in the knowledge that when the
ferocious winds came at night we would be completely
protected from the huge waves and modestly protected from
the howling wind.
It had been 16 months since we had spent any time in the
Sonoran desert, and it felt wonderful to be back again. The tall
cárdon cactus, close relatives of our beloved Arizona saguaro
cactus, seemed to reach their arms out to us in a big wave
"hello." In the distance we heard the familiar chortle of a cactus
wren. Our sinuses got all crackly again and every towel on the
boat dried out in an hour or so.
Slathered in sunscreen once more, we explored the pristine
beaches by foot and with mask and snorkel. We spotted a
sunflower starfish under the still, clear water. From the boat we
could hear the happy voices of kids playing on one of the white
beaches a mile away while the sun baked our bodies.
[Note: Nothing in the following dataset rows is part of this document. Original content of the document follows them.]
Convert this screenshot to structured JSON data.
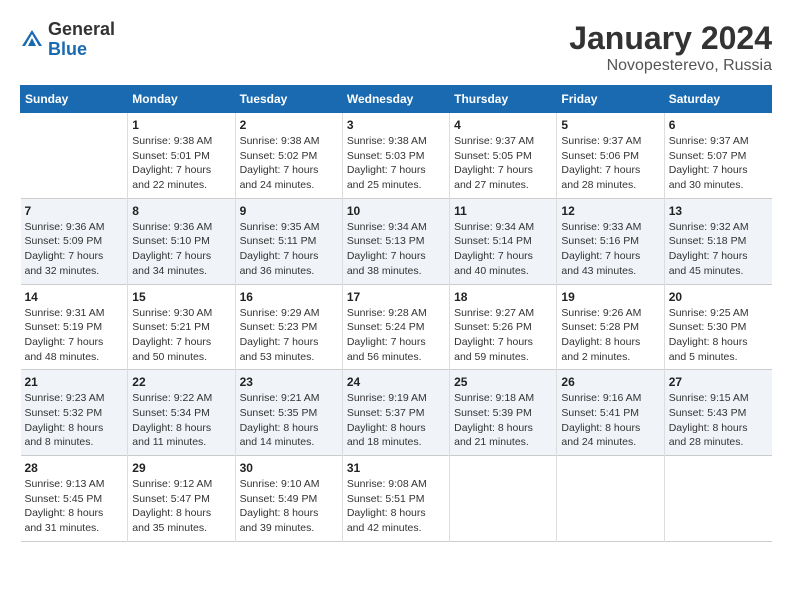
{
  "header": {
    "logo_general": "General",
    "logo_blue": "Blue",
    "title": "January 2024",
    "subtitle": "Novopesterevo, Russia"
  },
  "days_of_week": [
    "Sunday",
    "Monday",
    "Tuesday",
    "Wednesday",
    "Thursday",
    "Friday",
    "Saturday"
  ],
  "weeks": [
    [
      {
        "day": "",
        "info": ""
      },
      {
        "day": "1",
        "info": "Sunrise: 9:38 AM\nSunset: 5:01 PM\nDaylight: 7 hours\nand 22 minutes."
      },
      {
        "day": "2",
        "info": "Sunrise: 9:38 AM\nSunset: 5:02 PM\nDaylight: 7 hours\nand 24 minutes."
      },
      {
        "day": "3",
        "info": "Sunrise: 9:38 AM\nSunset: 5:03 PM\nDaylight: 7 hours\nand 25 minutes."
      },
      {
        "day": "4",
        "info": "Sunrise: 9:37 AM\nSunset: 5:05 PM\nDaylight: 7 hours\nand 27 minutes."
      },
      {
        "day": "5",
        "info": "Sunrise: 9:37 AM\nSunset: 5:06 PM\nDaylight: 7 hours\nand 28 minutes."
      },
      {
        "day": "6",
        "info": "Sunrise: 9:37 AM\nSunset: 5:07 PM\nDaylight: 7 hours\nand 30 minutes."
      }
    ],
    [
      {
        "day": "7",
        "info": "Sunrise: 9:36 AM\nSunset: 5:09 PM\nDaylight: 7 hours\nand 32 minutes."
      },
      {
        "day": "8",
        "info": "Sunrise: 9:36 AM\nSunset: 5:10 PM\nDaylight: 7 hours\nand 34 minutes."
      },
      {
        "day": "9",
        "info": "Sunrise: 9:35 AM\nSunset: 5:11 PM\nDaylight: 7 hours\nand 36 minutes."
      },
      {
        "day": "10",
        "info": "Sunrise: 9:34 AM\nSunset: 5:13 PM\nDaylight: 7 hours\nand 38 minutes."
      },
      {
        "day": "11",
        "info": "Sunrise: 9:34 AM\nSunset: 5:14 PM\nDaylight: 7 hours\nand 40 minutes."
      },
      {
        "day": "12",
        "info": "Sunrise: 9:33 AM\nSunset: 5:16 PM\nDaylight: 7 hours\nand 43 minutes."
      },
      {
        "day": "13",
        "info": "Sunrise: 9:32 AM\nSunset: 5:18 PM\nDaylight: 7 hours\nand 45 minutes."
      }
    ],
    [
      {
        "day": "14",
        "info": "Sunrise: 9:31 AM\nSunset: 5:19 PM\nDaylight: 7 hours\nand 48 minutes."
      },
      {
        "day": "15",
        "info": "Sunrise: 9:30 AM\nSunset: 5:21 PM\nDaylight: 7 hours\nand 50 minutes."
      },
      {
        "day": "16",
        "info": "Sunrise: 9:29 AM\nSunset: 5:23 PM\nDaylight: 7 hours\nand 53 minutes."
      },
      {
        "day": "17",
        "info": "Sunrise: 9:28 AM\nSunset: 5:24 PM\nDaylight: 7 hours\nand 56 minutes."
      },
      {
        "day": "18",
        "info": "Sunrise: 9:27 AM\nSunset: 5:26 PM\nDaylight: 7 hours\nand 59 minutes."
      },
      {
        "day": "19",
        "info": "Sunrise: 9:26 AM\nSunset: 5:28 PM\nDaylight: 8 hours\nand 2 minutes."
      },
      {
        "day": "20",
        "info": "Sunrise: 9:25 AM\nSunset: 5:30 PM\nDaylight: 8 hours\nand 5 minutes."
      }
    ],
    [
      {
        "day": "21",
        "info": "Sunrise: 9:23 AM\nSunset: 5:32 PM\nDaylight: 8 hours\nand 8 minutes."
      },
      {
        "day": "22",
        "info": "Sunrise: 9:22 AM\nSunset: 5:34 PM\nDaylight: 8 hours\nand 11 minutes."
      },
      {
        "day": "23",
        "info": "Sunrise: 9:21 AM\nSunset: 5:35 PM\nDaylight: 8 hours\nand 14 minutes."
      },
      {
        "day": "24",
        "info": "Sunrise: 9:19 AM\nSunset: 5:37 PM\nDaylight: 8 hours\nand 18 minutes."
      },
      {
        "day": "25",
        "info": "Sunrise: 9:18 AM\nSunset: 5:39 PM\nDaylight: 8 hours\nand 21 minutes."
      },
      {
        "day": "26",
        "info": "Sunrise: 9:16 AM\nSunset: 5:41 PM\nDaylight: 8 hours\nand 24 minutes."
      },
      {
        "day": "27",
        "info": "Sunrise: 9:15 AM\nSunset: 5:43 PM\nDaylight: 8 hours\nand 28 minutes."
      }
    ],
    [
      {
        "day": "28",
        "info": "Sunrise: 9:13 AM\nSunset: 5:45 PM\nDaylight: 8 hours\nand 31 minutes."
      },
      {
        "day": "29",
        "info": "Sunrise: 9:12 AM\nSunset: 5:47 PM\nDaylight: 8 hours\nand 35 minutes."
      },
      {
        "day": "30",
        "info": "Sunrise: 9:10 AM\nSunset: 5:49 PM\nDaylight: 8 hours\nand 39 minutes."
      },
      {
        "day": "31",
        "info": "Sunrise: 9:08 AM\nSunset: 5:51 PM\nDaylight: 8 hours\nand 42 minutes."
      },
      {
        "day": "",
        "info": ""
      },
      {
        "day": "",
        "info": ""
      },
      {
        "day": "",
        "info": ""
      }
    ]
  ]
}
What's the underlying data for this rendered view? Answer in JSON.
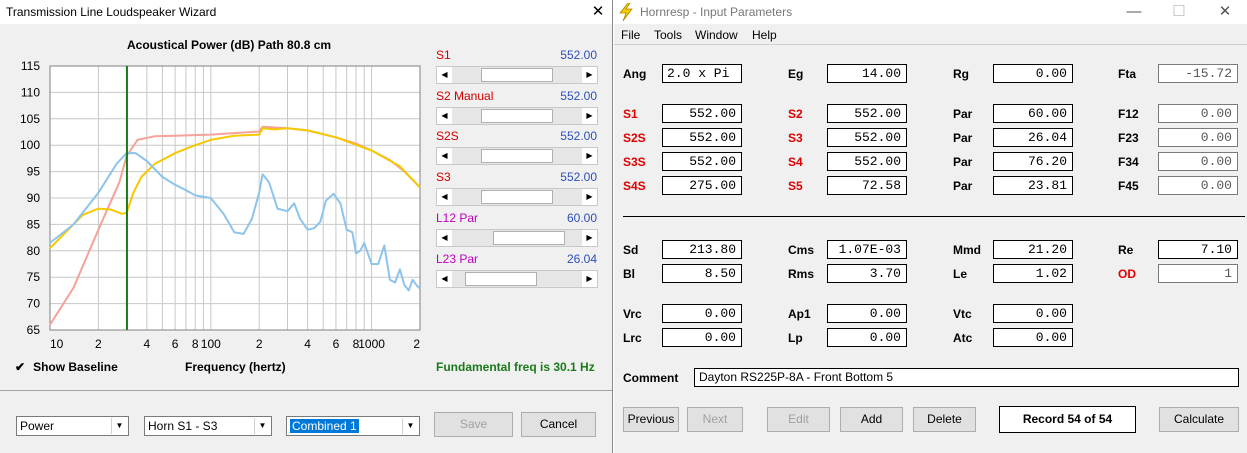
{
  "wizard": {
    "title": "Transmission Line Loudspeaker Wizard",
    "chart_title": "Acoustical Power (dB)   Path 80.8 cm",
    "y_ticks": [
      "115",
      "110",
      "105",
      "100",
      "95",
      "90",
      "85",
      "80",
      "75",
      "70",
      "65"
    ],
    "x_ticks": [
      "10",
      "2",
      "4",
      "6",
      "8",
      "100",
      "2",
      "4",
      "6",
      "8",
      "1000",
      "2"
    ],
    "x_label": "Frequency (hertz)",
    "show_baseline": "Show Baseline",
    "fundamental": "Fundamental freq is 30.1 Hz",
    "sliders": [
      {
        "label": "S1",
        "value": "552.00",
        "pos": 0.5
      },
      {
        "label": "S2  Manual",
        "value": "552.00",
        "pos": 0.5
      },
      {
        "label": "S2S",
        "value": "552.00",
        "pos": 0.5
      },
      {
        "label": "S3",
        "value": "552.00",
        "pos": 0.5
      },
      {
        "label": "L12  Par",
        "value": "60.00",
        "pos": 0.7
      },
      {
        "label": "L23  Par",
        "value": "26.04",
        "pos": 0.22
      }
    ],
    "combo_power": "Power",
    "combo_horn": "Horn S1 - S3",
    "combo_combined": "Combined 1",
    "save": "Save",
    "cancel": "Cancel",
    "colors": {
      "salmon": "#f4a29a",
      "yellow": "#f5c800",
      "blue": "#8cc4ec",
      "marker": "#1a7a1a",
      "label_red": "#d00000",
      "label_mag": "#c000c0",
      "value_blue": "#2d4fb6"
    }
  },
  "chart_data": {
    "type": "line",
    "title": "Acoustical Power (dB)   Path 80.8 cm",
    "xlabel": "Frequency (hertz)",
    "ylabel": "",
    "xscale": "log",
    "xlim": [
      10,
      2000
    ],
    "ylim": [
      65,
      115
    ],
    "marker_x": 30.1,
    "series": [
      {
        "color": "#f4a29a",
        "points": [
          [
            10,
            66
          ],
          [
            14,
            73
          ],
          [
            20,
            84
          ],
          [
            27,
            93
          ],
          [
            30,
            98
          ],
          [
            35,
            101
          ],
          [
            45,
            101.7
          ],
          [
            60,
            101.8
          ],
          [
            100,
            102
          ],
          [
            200,
            102.6
          ],
          [
            210,
            103.5
          ],
          [
            300,
            103.2
          ],
          [
            400,
            102.8
          ],
          [
            600,
            101.5
          ],
          [
            800,
            100.3
          ],
          [
            1000,
            99
          ],
          [
            1300,
            97.2
          ],
          [
            1600,
            95
          ],
          [
            2000,
            92
          ]
        ]
      },
      {
        "color": "#f5c800",
        "points": [
          [
            10,
            80.5
          ],
          [
            13,
            84
          ],
          [
            16,
            86.8
          ],
          [
            20,
            88
          ],
          [
            24,
            87.8
          ],
          [
            28,
            87
          ],
          [
            30,
            87.2
          ],
          [
            33,
            91
          ],
          [
            37,
            94
          ],
          [
            45,
            96.5
          ],
          [
            60,
            98.5
          ],
          [
            80,
            100
          ],
          [
            100,
            101
          ],
          [
            140,
            101.8
          ],
          [
            200,
            102
          ],
          [
            210,
            103.2
          ],
          [
            250,
            103
          ],
          [
            300,
            103.2
          ],
          [
            400,
            102.8
          ],
          [
            600,
            101.5
          ],
          [
            1000,
            99
          ],
          [
            1500,
            96
          ],
          [
            2000,
            92
          ]
        ]
      },
      {
        "color": "#8cc4ec",
        "points": [
          [
            10,
            81.5
          ],
          [
            14,
            85
          ],
          [
            20,
            91
          ],
          [
            26,
            96.5
          ],
          [
            30,
            98.5
          ],
          [
            34,
            98.5
          ],
          [
            40,
            97
          ],
          [
            50,
            94
          ],
          [
            60,
            92.5
          ],
          [
            70,
            91.5
          ],
          [
            80,
            90.5
          ],
          [
            100,
            90
          ],
          [
            120,
            87
          ],
          [
            140,
            83.5
          ],
          [
            160,
            83.2
          ],
          [
            180,
            86
          ],
          [
            200,
            91
          ],
          [
            210,
            94.5
          ],
          [
            230,
            93
          ],
          [
            260,
            88
          ],
          [
            300,
            87.5
          ],
          [
            330,
            89
          ],
          [
            360,
            86
          ],
          [
            400,
            84
          ],
          [
            440,
            84.3
          ],
          [
            480,
            85.5
          ],
          [
            520,
            89.5
          ],
          [
            580,
            90.8
          ],
          [
            640,
            89
          ],
          [
            700,
            84
          ],
          [
            760,
            83.5
          ],
          [
            800,
            79.5
          ],
          [
            850,
            80
          ],
          [
            900,
            81.5
          ],
          [
            1000,
            77.5
          ],
          [
            1100,
            77.5
          ],
          [
            1200,
            81
          ],
          [
            1300,
            74.5
          ],
          [
            1400,
            74
          ],
          [
            1500,
            76.5
          ],
          [
            1600,
            73.5
          ],
          [
            1700,
            72.5
          ],
          [
            1800,
            74.5
          ],
          [
            1900,
            73.5
          ],
          [
            2000,
            72.8
          ]
        ]
      }
    ]
  },
  "hornresp": {
    "title": "Hornresp - Input Parameters",
    "menu": [
      "File",
      "Tools",
      "Window",
      "Help"
    ],
    "rows": [
      {
        "cells": [
          {
            "label": "Ang",
            "value": "2.0 x Pi",
            "red": false,
            "left": true
          },
          {
            "label": "Eg",
            "value": "14.00",
            "red": false
          },
          {
            "label": "Rg",
            "value": "0.00",
            "red": false
          },
          {
            "label": "Fta",
            "value": "-15.72",
            "red": false,
            "ro": true
          }
        ]
      },
      {
        "cells": [
          {
            "label": "S1",
            "value": "552.00",
            "red": true
          },
          {
            "label": "S2",
            "value": "552.00",
            "red": true
          },
          {
            "label": "Par",
            "value": "60.00",
            "red": false
          },
          {
            "label": "F12",
            "value": "0.00",
            "red": false,
            "ro": true
          }
        ]
      },
      {
        "cells": [
          {
            "label": "S2S",
            "value": "552.00",
            "red": true
          },
          {
            "label": "S3",
            "value": "552.00",
            "red": true
          },
          {
            "label": "Par",
            "value": "26.04",
            "red": false
          },
          {
            "label": "F23",
            "value": "0.00",
            "red": false,
            "ro": true
          }
        ]
      },
      {
        "cells": [
          {
            "label": "S3S",
            "value": "552.00",
            "red": true
          },
          {
            "label": "S4",
            "value": "552.00",
            "red": true
          },
          {
            "label": "Par",
            "value": "76.20",
            "red": false
          },
          {
            "label": "F34",
            "value": "0.00",
            "red": false,
            "ro": true
          }
        ]
      },
      {
        "cells": [
          {
            "label": "S4S",
            "value": "275.00",
            "red": true
          },
          {
            "label": "S5",
            "value": "72.58",
            "red": true
          },
          {
            "label": "Par",
            "value": "23.81",
            "red": false
          },
          {
            "label": "F45",
            "value": "0.00",
            "red": false,
            "ro": true
          }
        ]
      },
      {
        "cells": [
          {
            "label": "Sd",
            "value": "213.80",
            "red": false
          },
          {
            "label": "Cms",
            "value": "1.07E-03",
            "red": false
          },
          {
            "label": "Mmd",
            "value": "21.20",
            "red": false
          },
          {
            "label": "Re",
            "value": "7.10",
            "red": false
          }
        ]
      },
      {
        "cells": [
          {
            "label": "Bl",
            "value": "8.50",
            "red": false
          },
          {
            "label": "Rms",
            "value": "3.70",
            "red": false
          },
          {
            "label": "Le",
            "value": "1.02",
            "red": false
          },
          {
            "label": "OD",
            "value": "1",
            "red": true,
            "ro": true
          }
        ]
      },
      {
        "cells": [
          {
            "label": "Vrc",
            "value": "0.00",
            "red": false
          },
          {
            "label": "Ap1",
            "value": "0.00",
            "red": false
          },
          {
            "label": "Vtc",
            "value": "0.00",
            "red": false
          }
        ]
      },
      {
        "cells": [
          {
            "label": "Lrc",
            "value": "0.00",
            "red": false
          },
          {
            "label": "Lp",
            "value": "0.00",
            "red": false
          },
          {
            "label": "Atc",
            "value": "0.00",
            "red": false
          }
        ]
      }
    ],
    "comment_label": "Comment",
    "comment": "Dayton RS225P-8A - Front Bottom 5",
    "buttons": {
      "previous": "Previous",
      "next": "Next",
      "edit": "Edit",
      "add": "Add",
      "delete": "Delete",
      "record": "Record 54 of 54",
      "calculate": "Calculate"
    }
  }
}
It
reminded us both of our childhood days -- on Michigan lakes for
Mark and on New England beaches for me.
We hung out in the cockpit every
afternoon, and Mark got inspired to strum a few tunes.
This bay is a perfect weekend getaway for folks in La Paz. After
a few days of blissful vacation we zipped back into the city for
some final provisions before hitting the remote and largely
uninhabited islands to the north in the Sea of Cortez where our
first discoveries were Isla Partida's Ensenada Grande and then
Find La Paz and Puerto Balandra on Mexico Maps.